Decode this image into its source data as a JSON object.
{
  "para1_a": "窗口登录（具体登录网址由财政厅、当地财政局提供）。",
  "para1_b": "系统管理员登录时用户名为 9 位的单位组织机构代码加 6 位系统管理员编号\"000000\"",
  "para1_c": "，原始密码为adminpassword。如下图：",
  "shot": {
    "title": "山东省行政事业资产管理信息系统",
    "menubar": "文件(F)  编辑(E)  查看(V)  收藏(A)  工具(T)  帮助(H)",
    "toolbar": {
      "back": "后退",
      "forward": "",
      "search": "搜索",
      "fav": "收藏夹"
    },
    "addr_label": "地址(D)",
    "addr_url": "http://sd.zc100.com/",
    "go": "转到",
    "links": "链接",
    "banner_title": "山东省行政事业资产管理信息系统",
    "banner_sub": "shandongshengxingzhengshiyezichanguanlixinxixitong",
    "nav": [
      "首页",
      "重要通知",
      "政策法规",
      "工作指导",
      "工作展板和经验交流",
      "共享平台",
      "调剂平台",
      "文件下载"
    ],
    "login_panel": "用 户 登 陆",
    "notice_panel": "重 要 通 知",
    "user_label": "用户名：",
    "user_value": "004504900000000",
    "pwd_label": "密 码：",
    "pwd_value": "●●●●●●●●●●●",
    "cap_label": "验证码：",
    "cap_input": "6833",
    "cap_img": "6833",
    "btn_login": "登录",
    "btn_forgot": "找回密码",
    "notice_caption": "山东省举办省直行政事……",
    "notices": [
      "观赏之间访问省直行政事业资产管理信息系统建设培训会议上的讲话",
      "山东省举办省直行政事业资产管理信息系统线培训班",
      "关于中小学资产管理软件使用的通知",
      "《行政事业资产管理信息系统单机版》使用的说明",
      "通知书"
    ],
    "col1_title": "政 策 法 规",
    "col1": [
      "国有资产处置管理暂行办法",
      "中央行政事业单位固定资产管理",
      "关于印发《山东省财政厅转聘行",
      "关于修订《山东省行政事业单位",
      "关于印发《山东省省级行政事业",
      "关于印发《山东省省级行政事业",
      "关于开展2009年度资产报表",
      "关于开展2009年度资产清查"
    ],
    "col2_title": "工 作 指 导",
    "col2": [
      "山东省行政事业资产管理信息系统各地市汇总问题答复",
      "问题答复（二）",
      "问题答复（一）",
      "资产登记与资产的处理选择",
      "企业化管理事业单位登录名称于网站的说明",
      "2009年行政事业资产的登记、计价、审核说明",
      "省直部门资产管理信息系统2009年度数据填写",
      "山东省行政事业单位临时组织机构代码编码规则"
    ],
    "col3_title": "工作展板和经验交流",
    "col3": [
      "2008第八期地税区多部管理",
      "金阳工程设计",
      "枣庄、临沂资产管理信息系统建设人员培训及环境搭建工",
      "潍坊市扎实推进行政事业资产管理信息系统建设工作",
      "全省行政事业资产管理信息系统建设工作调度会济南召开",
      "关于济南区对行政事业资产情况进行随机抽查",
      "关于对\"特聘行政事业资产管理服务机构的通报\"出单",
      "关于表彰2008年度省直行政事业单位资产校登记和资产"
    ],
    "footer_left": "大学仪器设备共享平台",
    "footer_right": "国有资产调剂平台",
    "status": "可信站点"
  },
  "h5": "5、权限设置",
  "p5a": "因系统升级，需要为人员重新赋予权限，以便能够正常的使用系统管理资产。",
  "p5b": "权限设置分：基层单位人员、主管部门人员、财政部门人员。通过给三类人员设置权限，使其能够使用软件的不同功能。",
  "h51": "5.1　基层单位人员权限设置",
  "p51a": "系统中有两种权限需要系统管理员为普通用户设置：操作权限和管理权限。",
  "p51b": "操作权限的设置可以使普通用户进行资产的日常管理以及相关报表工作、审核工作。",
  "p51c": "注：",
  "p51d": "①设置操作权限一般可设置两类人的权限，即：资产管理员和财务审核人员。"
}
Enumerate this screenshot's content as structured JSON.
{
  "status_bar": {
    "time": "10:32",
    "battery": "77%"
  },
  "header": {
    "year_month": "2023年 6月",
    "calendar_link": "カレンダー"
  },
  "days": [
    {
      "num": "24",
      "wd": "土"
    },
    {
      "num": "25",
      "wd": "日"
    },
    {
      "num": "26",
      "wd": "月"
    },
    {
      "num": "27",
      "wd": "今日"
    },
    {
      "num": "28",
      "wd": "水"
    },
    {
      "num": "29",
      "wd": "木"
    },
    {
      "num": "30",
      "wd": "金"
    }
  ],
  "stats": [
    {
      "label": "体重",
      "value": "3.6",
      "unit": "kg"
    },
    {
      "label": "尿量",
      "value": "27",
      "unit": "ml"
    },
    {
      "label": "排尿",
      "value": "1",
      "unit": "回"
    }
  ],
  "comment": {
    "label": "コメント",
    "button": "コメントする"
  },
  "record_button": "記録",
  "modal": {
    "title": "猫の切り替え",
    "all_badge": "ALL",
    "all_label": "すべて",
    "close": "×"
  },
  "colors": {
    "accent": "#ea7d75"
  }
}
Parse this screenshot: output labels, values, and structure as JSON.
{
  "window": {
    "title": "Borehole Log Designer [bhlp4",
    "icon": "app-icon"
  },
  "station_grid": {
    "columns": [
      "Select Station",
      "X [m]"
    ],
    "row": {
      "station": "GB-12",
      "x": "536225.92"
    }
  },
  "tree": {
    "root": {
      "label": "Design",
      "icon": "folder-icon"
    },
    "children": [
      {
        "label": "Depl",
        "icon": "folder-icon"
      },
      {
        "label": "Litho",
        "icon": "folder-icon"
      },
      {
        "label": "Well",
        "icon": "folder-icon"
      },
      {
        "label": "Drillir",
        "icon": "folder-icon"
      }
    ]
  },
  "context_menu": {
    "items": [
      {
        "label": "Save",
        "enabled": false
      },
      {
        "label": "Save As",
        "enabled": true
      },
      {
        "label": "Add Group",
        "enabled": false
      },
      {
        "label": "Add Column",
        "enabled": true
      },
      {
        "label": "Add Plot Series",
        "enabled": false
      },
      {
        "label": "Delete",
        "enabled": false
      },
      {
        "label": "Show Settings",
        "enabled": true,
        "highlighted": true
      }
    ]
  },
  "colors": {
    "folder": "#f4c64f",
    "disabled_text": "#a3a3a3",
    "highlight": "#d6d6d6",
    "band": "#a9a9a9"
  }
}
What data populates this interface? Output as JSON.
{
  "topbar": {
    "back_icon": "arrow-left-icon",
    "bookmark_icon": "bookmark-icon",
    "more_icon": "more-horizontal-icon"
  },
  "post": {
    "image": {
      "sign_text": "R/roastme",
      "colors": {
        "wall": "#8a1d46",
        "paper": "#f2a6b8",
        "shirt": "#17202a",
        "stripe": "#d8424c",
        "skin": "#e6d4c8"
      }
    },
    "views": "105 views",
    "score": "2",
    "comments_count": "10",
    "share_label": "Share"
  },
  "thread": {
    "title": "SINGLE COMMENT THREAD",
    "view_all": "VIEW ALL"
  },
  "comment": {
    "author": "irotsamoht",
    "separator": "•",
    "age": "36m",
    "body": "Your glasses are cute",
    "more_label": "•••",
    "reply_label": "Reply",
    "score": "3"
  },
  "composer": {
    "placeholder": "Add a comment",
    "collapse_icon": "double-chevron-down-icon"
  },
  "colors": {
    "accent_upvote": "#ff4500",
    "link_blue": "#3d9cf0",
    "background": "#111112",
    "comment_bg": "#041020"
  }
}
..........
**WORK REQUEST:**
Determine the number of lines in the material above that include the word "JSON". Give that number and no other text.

**EXERCISE OUTPUT:**
4